Wall Street is growing increasingly nervous about rising bond yields, which could make borrowing more expensive. That could eat into corporate profits, which is why investors have begun to reverse some of the positions they took over the past year in high-growth but risky tech stocks like Tesla.
Tesla’s stock fell 11.5% last week. Musk, who owns nearly 18% of Tesla’s shares, bore most of the brunt of that massive sell-off.
Musk’s wealth fell by $27 billion last week, according to Bloomberg’s Billionaires Index. The decline in his net value is roughly equal to the entire fortune held by Dyson founder James Dyson — the 52nd richest person in the world, according to Bloomberg.
Musk and Amazon CEO Jeff Bezos have been swapping places atop Bloomberg’s list of richest people in the world since January. But Musk now sits in a distant second place: $157 billion, compared to Bezos’ net worth of $177 billion. Musk remains $21 billion ahead of Microsoft founder Bill Gates, who remains the third-richest person on the planet.

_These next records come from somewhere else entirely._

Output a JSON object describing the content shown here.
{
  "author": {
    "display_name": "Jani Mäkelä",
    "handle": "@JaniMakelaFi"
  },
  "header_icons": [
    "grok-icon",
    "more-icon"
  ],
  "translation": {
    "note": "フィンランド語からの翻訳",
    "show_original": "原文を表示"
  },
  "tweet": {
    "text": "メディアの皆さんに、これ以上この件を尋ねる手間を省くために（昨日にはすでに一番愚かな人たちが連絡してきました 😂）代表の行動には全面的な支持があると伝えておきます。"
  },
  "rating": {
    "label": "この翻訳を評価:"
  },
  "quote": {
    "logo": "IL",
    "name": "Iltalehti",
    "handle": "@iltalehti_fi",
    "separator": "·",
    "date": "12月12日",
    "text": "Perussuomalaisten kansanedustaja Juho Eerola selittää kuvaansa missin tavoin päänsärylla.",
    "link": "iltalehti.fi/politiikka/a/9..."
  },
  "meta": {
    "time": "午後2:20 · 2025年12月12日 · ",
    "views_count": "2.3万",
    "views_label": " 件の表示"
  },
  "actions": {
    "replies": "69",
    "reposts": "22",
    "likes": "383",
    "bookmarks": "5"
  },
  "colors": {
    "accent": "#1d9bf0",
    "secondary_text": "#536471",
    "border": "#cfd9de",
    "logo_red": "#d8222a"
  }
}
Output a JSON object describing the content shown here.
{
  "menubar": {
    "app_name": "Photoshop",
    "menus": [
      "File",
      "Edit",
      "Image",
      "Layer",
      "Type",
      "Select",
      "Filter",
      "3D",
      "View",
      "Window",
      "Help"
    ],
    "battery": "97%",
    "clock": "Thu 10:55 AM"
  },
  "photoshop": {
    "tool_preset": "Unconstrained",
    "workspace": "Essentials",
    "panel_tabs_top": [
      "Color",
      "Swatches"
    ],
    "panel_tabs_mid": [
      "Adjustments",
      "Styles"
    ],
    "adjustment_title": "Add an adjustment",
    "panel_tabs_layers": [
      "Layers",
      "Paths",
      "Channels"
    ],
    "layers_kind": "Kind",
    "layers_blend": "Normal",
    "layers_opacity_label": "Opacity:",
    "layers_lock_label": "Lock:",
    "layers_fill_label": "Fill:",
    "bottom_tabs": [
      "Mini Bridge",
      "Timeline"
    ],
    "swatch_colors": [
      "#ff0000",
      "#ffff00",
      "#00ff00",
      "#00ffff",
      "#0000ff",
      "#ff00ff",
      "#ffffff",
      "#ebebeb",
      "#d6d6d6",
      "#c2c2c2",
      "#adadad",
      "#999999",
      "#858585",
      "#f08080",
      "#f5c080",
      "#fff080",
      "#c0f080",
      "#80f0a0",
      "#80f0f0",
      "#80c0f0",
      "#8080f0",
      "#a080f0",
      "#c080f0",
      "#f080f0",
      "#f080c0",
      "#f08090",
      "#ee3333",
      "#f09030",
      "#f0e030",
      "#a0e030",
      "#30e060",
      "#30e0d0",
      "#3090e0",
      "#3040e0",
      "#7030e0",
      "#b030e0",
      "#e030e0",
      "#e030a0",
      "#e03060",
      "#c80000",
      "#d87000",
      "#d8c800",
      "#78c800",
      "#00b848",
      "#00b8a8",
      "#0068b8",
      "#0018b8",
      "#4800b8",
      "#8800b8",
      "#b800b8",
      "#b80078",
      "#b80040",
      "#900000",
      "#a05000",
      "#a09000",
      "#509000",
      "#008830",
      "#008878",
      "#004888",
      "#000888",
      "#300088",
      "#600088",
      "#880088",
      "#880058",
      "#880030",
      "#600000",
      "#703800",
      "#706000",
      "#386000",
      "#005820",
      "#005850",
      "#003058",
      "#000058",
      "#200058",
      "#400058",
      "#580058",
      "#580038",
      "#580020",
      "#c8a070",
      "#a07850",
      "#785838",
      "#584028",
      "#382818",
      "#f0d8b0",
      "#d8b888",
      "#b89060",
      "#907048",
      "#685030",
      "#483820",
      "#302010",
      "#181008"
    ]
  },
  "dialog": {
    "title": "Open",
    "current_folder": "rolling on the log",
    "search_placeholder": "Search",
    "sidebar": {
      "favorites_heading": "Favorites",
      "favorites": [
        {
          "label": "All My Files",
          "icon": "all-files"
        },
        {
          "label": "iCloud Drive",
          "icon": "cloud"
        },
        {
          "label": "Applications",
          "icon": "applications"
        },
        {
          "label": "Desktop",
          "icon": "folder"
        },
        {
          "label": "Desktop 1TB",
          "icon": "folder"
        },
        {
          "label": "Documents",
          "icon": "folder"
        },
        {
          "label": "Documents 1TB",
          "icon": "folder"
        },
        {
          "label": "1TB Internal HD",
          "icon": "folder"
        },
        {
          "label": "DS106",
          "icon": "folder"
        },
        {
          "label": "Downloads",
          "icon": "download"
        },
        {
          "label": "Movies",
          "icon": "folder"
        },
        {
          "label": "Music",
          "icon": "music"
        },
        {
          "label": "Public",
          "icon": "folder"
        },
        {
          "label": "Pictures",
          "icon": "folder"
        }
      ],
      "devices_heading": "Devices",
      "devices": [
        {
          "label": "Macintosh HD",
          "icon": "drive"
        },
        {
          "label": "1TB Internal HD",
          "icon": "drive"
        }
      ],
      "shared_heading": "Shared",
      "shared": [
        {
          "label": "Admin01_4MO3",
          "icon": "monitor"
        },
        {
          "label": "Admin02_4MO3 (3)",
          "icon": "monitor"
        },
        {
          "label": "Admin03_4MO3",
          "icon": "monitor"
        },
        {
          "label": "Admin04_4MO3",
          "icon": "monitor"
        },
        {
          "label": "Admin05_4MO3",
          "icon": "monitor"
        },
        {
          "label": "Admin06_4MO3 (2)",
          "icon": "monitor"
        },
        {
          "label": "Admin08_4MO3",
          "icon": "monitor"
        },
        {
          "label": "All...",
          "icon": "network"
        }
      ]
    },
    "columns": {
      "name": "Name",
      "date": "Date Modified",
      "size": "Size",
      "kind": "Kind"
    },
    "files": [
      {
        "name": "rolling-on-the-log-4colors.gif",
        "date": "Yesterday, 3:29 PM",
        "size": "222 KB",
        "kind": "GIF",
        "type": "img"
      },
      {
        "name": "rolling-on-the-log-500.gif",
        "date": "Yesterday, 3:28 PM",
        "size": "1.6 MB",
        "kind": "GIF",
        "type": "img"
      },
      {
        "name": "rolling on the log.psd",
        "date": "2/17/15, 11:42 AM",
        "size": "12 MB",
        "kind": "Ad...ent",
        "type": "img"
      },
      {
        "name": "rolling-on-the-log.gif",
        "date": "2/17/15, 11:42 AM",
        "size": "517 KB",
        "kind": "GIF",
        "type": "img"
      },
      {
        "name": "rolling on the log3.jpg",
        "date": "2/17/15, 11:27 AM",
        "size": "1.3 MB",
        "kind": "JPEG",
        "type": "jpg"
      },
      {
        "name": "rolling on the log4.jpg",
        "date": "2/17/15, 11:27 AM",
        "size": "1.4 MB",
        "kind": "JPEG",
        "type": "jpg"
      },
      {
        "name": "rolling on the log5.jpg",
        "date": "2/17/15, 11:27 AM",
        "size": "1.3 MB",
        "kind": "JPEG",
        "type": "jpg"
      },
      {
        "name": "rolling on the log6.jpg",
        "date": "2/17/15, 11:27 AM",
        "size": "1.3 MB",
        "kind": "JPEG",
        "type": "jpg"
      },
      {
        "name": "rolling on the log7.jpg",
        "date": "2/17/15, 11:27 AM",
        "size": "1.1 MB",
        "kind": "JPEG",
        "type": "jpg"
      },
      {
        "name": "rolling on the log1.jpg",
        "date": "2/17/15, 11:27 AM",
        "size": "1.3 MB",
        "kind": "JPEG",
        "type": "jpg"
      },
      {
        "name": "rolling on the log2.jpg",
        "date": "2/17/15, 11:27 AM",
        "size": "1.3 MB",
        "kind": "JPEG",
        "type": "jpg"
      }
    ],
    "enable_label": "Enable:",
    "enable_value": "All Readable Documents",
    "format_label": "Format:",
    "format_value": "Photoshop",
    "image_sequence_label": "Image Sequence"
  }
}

Tesla’s stock gained 743% in 2020, propelling it to No. 5 on the list of most valuable companies on the stock market. And the stock continued to climb in the early weeks of of 2021, gaining another 25% to a record high close of $883.90 on January 26. But shares have lost nearly a third of their value since then, placing them firmly into bear market territory.
The decline sent Tesla’s market value to No. 7, behind Facebook and Berkshire Hathaway but ahead of JPMorgan Chase. Friday it closed below $600 a share for the first time since early December. Shares were down an additional 3% in premarket trading Monday.
Even if Tesla’s stock continues to sink, Musk still stands to become much richer in 2021 and beyond.
He received four grants to buy 8.4 million Tesla shares each in 2020. Each of those was worth $4.5 billion at Friday’s closing price, after taking into account the $70 per share excerise price Musk will have to pay. Musk will probably receive three additional options grants this year, each as large and as lucrative as those he received in 2020.
Musk has not exercised any of his options. Executives typically exercise them when they are due to expire, or to free up cash. Musk has never sold Tesla shares.
Musk also is the largest shareholder at privately-held SpaceX. The company completed a new funding round in February. While it has not disclosed the details, numerous published reports say the $850 million that it raised increased the valuation of that company 60% to $74 billion.